_Problem requirements_
Although the entries contain pictures, write out only their text, exactly as it stands.

(Beginning of Given information)

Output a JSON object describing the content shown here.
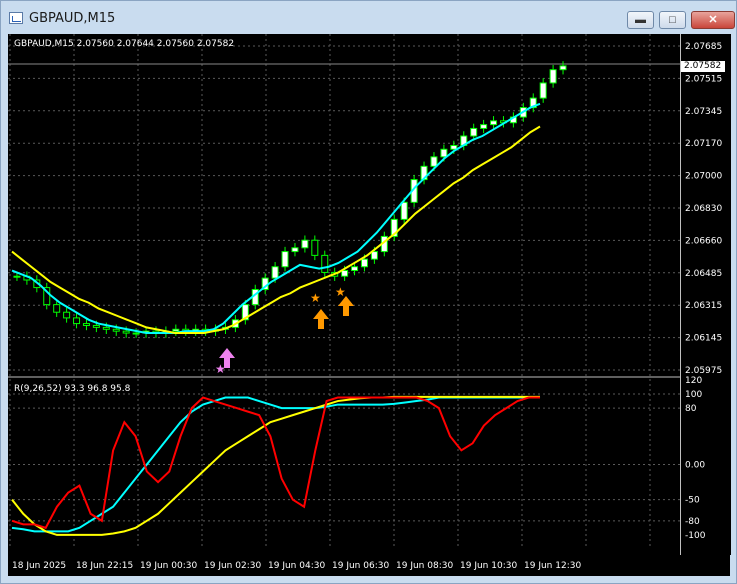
{
  "window": {
    "title": "GBPAUD,M15",
    "buttons": [
      "minimize",
      "maximize",
      "close"
    ]
  },
  "main_chart": {
    "header": "GBPAUD,M15  2.07560 2.07644 2.07560 2.07582",
    "current_price": "2.07582",
    "price_labels": [
      "2.07685",
      "2.07515",
      "2.07345",
      "2.07170",
      "2.07000",
      "2.06830",
      "2.06660",
      "2.06485",
      "2.06315",
      "2.06145",
      "2.05975"
    ]
  },
  "indicator": {
    "header": "R(9,26,52) 93.3 96.8 95.8",
    "levels": [
      "120",
      "100",
      "80",
      "0.00",
      "-50",
      "-80",
      "-100"
    ]
  },
  "time_labels": [
    "18 Jun 2025",
    "18 Jun 22:15",
    "19 Jun 00:30",
    "19 Jun 02:30",
    "19 Jun 04:30",
    "19 Jun 06:30",
    "19 Jun 08:30",
    "19 Jun 10:30",
    "19 Jun 12:30"
  ],
  "colors": {
    "background": "#000000",
    "candle": "#00ff00",
    "ma_fast": "#00ffff",
    "ma_slow": "#ffff00",
    "osc_red": "#ff0000",
    "arrow_up": "#ff9900",
    "arrow_signal": "#ee82ee"
  },
  "chart_data": {
    "type": "line",
    "title": "GBPAUD,M15",
    "price_axis_range": [
      2.05975,
      2.07685
    ],
    "close": [
      2.0647,
      2.0645,
      2.0641,
      2.0632,
      2.0628,
      2.0625,
      2.0622,
      2.0621,
      2.062,
      2.0619,
      2.0618,
      2.0617,
      2.0617,
      2.0618,
      2.0617,
      2.0618,
      2.0619,
      2.0618,
      2.0619,
      2.0618,
      2.0619,
      2.062,
      2.0624,
      2.0632,
      2.064,
      2.0646,
      2.0652,
      2.066,
      2.0662,
      2.0666,
      2.0658,
      2.0649,
      2.0647,
      2.065,
      2.0652,
      2.0656,
      2.066,
      2.0668,
      2.0677,
      2.0686,
      2.0698,
      2.0705,
      2.071,
      2.0714,
      2.0716,
      2.0721,
      2.0725,
      2.0727,
      2.0729,
      2.0728,
      2.0731,
      2.0736,
      2.0741,
      2.0749,
      2.0756,
      2.0758
    ],
    "ma_fast": [
      2.065,
      2.0648,
      2.0646,
      2.0642,
      2.0637,
      2.0633,
      2.063,
      2.0627,
      2.0624,
      2.0622,
      2.0621,
      2.062,
      2.0619,
      2.0618,
      2.0617,
      2.0617,
      2.0617,
      2.0617,
      2.0618,
      2.0618,
      2.0618,
      2.0619,
      2.0622,
      2.0627,
      2.0632,
      2.0636,
      2.064,
      2.0644,
      2.0647,
      2.065,
      2.0653,
      2.0652,
      2.0651,
      2.0652,
      2.0654,
      2.0657,
      2.066,
      2.0665,
      2.067,
      2.0676,
      2.0682,
      2.0688,
      2.0694,
      2.0699,
      2.0704,
      2.0709,
      2.0713,
      2.0716,
      2.0719,
      2.0721,
      2.0724,
      2.0727,
      2.073,
      2.0733,
      2.0736,
      2.0738
    ],
    "ma_slow": [
      2.066,
      2.0656,
      2.0652,
      2.0648,
      2.0644,
      2.0641,
      2.0638,
      2.0635,
      2.0633,
      2.063,
      2.0628,
      2.0626,
      2.0624,
      2.0622,
      2.062,
      2.0619,
      2.0618,
      2.0617,
      2.0617,
      2.0617,
      2.0617,
      2.0618,
      2.0619,
      2.0621,
      2.0624,
      2.0627,
      2.063,
      2.0633,
      2.0636,
      2.0638,
      2.0641,
      2.0643,
      2.0645,
      2.0647,
      2.0649,
      2.0652,
      2.0655,
      2.0658,
      2.0662,
      2.0666,
      2.067,
      2.0675,
      2.068,
      2.0684,
      2.0688,
      2.0692,
      2.0696,
      2.0699,
      2.0703,
      2.0706,
      2.0709,
      2.0712,
      2.0715,
      2.0719,
      2.0723,
      2.0726
    ],
    "osc_red": [
      -80,
      -85,
      -85,
      -90,
      -60,
      -40,
      -30,
      -70,
      -80,
      20,
      60,
      40,
      -10,
      -25,
      -10,
      40,
      80,
      95,
      90,
      85,
      80,
      75,
      70,
      40,
      -20,
      -50,
      -60,
      20,
      90,
      95,
      95,
      95,
      95,
      95,
      95,
      95,
      95,
      90,
      80,
      40,
      20,
      30,
      55,
      70,
      80,
      90,
      95,
      95
    ],
    "osc_cyan": [
      -90,
      -92,
      -95,
      -95,
      -95,
      -95,
      -90,
      -80,
      -70,
      -60,
      -40,
      -20,
      0,
      20,
      40,
      60,
      75,
      85,
      90,
      95,
      95,
      95,
      90,
      85,
      80,
      80,
      80,
      80,
      82,
      85,
      85,
      85,
      85,
      85,
      86,
      88,
      90,
      92,
      95,
      95,
      95,
      95,
      95,
      95,
      95,
      95,
      95,
      96
    ],
    "osc_yellow": [
      -50,
      -70,
      -85,
      -95,
      -100,
      -100,
      -100,
      -100,
      -100,
      -98,
      -95,
      -90,
      -80,
      -70,
      -55,
      -40,
      -25,
      -10,
      5,
      20,
      30,
      40,
      50,
      60,
      65,
      70,
      75,
      80,
      85,
      90,
      92,
      94,
      95,
      95,
      96,
      96,
      96,
      96,
      96,
      96,
      96,
      96,
      96,
      96,
      96,
      96,
      96,
      96
    ]
  }
}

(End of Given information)

_Response below_
Output a JSON object describing the content shown here.
{
  "window": {
    "title": "GBPAUD,M15",
    "buttons": [
      "minimize",
      "maximize",
      "close"
    ]
  },
  "main_chart": {
    "header": "GBPAUD,M15  2.07560 2.07644 2.07560 2.07582",
    "current_price": "2.07582",
    "price_labels": [
      "2.07685",
      "2.07515",
      "2.07345",
      "2.07170",
      "2.07000",
      "2.06830",
      "2.06660",
      "2.06485",
      "2.06315",
      "2.06145",
      "2.05975"
    ]
  },
  "indicator": {
    "header": "R(9,26,52) 93.3 96.8 95.8",
    "levels": [
      "120",
      "100",
      "80",
      "0.00",
      "-50",
      "-80",
      "-100"
    ]
  },
  "time_labels": [
    "18 Jun 2025",
    "18 Jun 22:15",
    "19 Jun 00:30",
    "19 Jun 02:30",
    "19 Jun 04:30",
    "19 Jun 06:30",
    "19 Jun 08:30",
    "19 Jun 10:30",
    "19 Jun 12:30"
  ],
  "colors": {
    "background": "#000000",
    "candle": "#00ff00",
    "ma_fast": "#00ffff",
    "ma_slow": "#ffff00",
    "osc_red": "#ff0000",
    "arrow_up": "#ff9900",
    "arrow_signal": "#ee82ee"
  },
  "chart_data": {
    "type": "line",
    "title": "GBPAUD,M15",
    "price_axis_range": [
      2.05975,
      2.07685
    ],
    "close": [
      2.0647,
      2.0645,
      2.0641,
      2.0632,
      2.0628,
      2.0625,
      2.0622,
      2.0621,
      2.062,
      2.0619,
      2.0618,
      2.0617,
      2.0617,
      2.0618,
      2.0617,
      2.0618,
      2.0619,
      2.0618,
      2.0619,
      2.0618,
      2.0619,
      2.062,
      2.0624,
      2.0632,
      2.064,
      2.0646,
      2.0652,
      2.066,
      2.0662,
      2.0666,
      2.0658,
      2.0649,
      2.0647,
      2.065,
      2.0652,
      2.0656,
      2.066,
      2.0668,
      2.0677,
      2.0686,
      2.0698,
      2.0705,
      2.071,
      2.0714,
      2.0716,
      2.0721,
      2.0725,
      2.0727,
      2.0729,
      2.0728,
      2.0731,
      2.0736,
      2.0741,
      2.0749,
      2.0756,
      2.0758
    ],
    "ma_fast": [
      2.065,
      2.0648,
      2.0646,
      2.0642,
      2.0637,
      2.0633,
      2.063,
      2.0627,
      2.0624,
      2.0622,
      2.0621,
      2.062,
      2.0619,
      2.0618,
      2.0617,
      2.0617,
      2.0617,
      2.0617,
      2.0618,
      2.0618,
      2.0618,
      2.0619,
      2.0622,
      2.0627,
      2.0632,
      2.0636,
      2.064,
      2.0644,
      2.0647,
      2.065,
      2.0653,
      2.0652,
      2.0651,
      2.0652,
      2.0654,
      2.0657,
      2.066,
      2.0665,
      2.067,
      2.0676,
      2.0682,
      2.0688,
      2.0694,
      2.0699,
      2.0704,
      2.0709,
      2.0713,
      2.0716,
      2.0719,
      2.0721,
      2.0724,
      2.0727,
      2.073,
      2.0733,
      2.0736,
      2.0738
    ],
    "ma_slow": [
      2.066,
      2.0656,
      2.0652,
      2.0648,
      2.0644,
      2.0641,
      2.0638,
      2.0635,
      2.0633,
      2.063,
      2.0628,
      2.0626,
      2.0624,
      2.0622,
      2.062,
      2.0619,
      2.0618,
      2.0617,
      2.0617,
      2.0617,
      2.0617,
      2.0618,
      2.0619,
      2.0621,
      2.0624,
      2.0627,
      2.063,
      2.0633,
      2.0636,
      2.0638,
      2.0641,
      2.0643,
      2.0645,
      2.0647,
      2.0649,
      2.0652,
      2.0655,
      2.0658,
      2.0662,
      2.0666,
      2.067,
      2.0675,
      2.068,
      2.0684,
      2.0688,
      2.0692,
      2.0696,
      2.0699,
      2.0703,
      2.0706,
      2.0709,
      2.0712,
      2.0715,
      2.0719,
      2.0723,
      2.0726
    ],
    "osc_red": [
      -80,
      -85,
      -85,
      -90,
      -60,
      -40,
      -30,
      -70,
      -80,
      20,
      60,
      40,
      -10,
      -25,
      -10,
      40,
      80,
      95,
      90,
      85,
      80,
      75,
      70,
      40,
      -20,
      -50,
      -60,
      20,
      90,
      95,
      95,
      95,
      95,
      95,
      95,
      95,
      95,
      90,
      80,
      40,
      20,
      30,
      55,
      70,
      80,
      90,
      95,
      95
    ],
    "osc_cyan": [
      -90,
      -92,
      -95,
      -95,
      -95,
      -95,
      -90,
      -80,
      -70,
      -60,
      -40,
      -20,
      0,
      20,
      40,
      60,
      75,
      85,
      90,
      95,
      95,
      95,
      90,
      85,
      80,
      80,
      80,
      80,
      82,
      85,
      85,
      85,
      85,
      85,
      86,
      88,
      90,
      92,
      95,
      95,
      95,
      95,
      95,
      95,
      95,
      95,
      95,
      96
    ],
    "osc_yellow": [
      -50,
      -70,
      -85,
      -95,
      -100,
      -100,
      -100,
      -100,
      -100,
      -98,
      -95,
      -90,
      -80,
      -70,
      -55,
      -40,
      -25,
      -10,
      5,
      20,
      30,
      40,
      50,
      60,
      65,
      70,
      75,
      80,
      85,
      90,
      92,
      94,
      95,
      95,
      96,
      96,
      96,
      96,
      96,
      96,
      96,
      96,
      96,
      96,
      96,
      96,
      96,
      96
    ]
  }
}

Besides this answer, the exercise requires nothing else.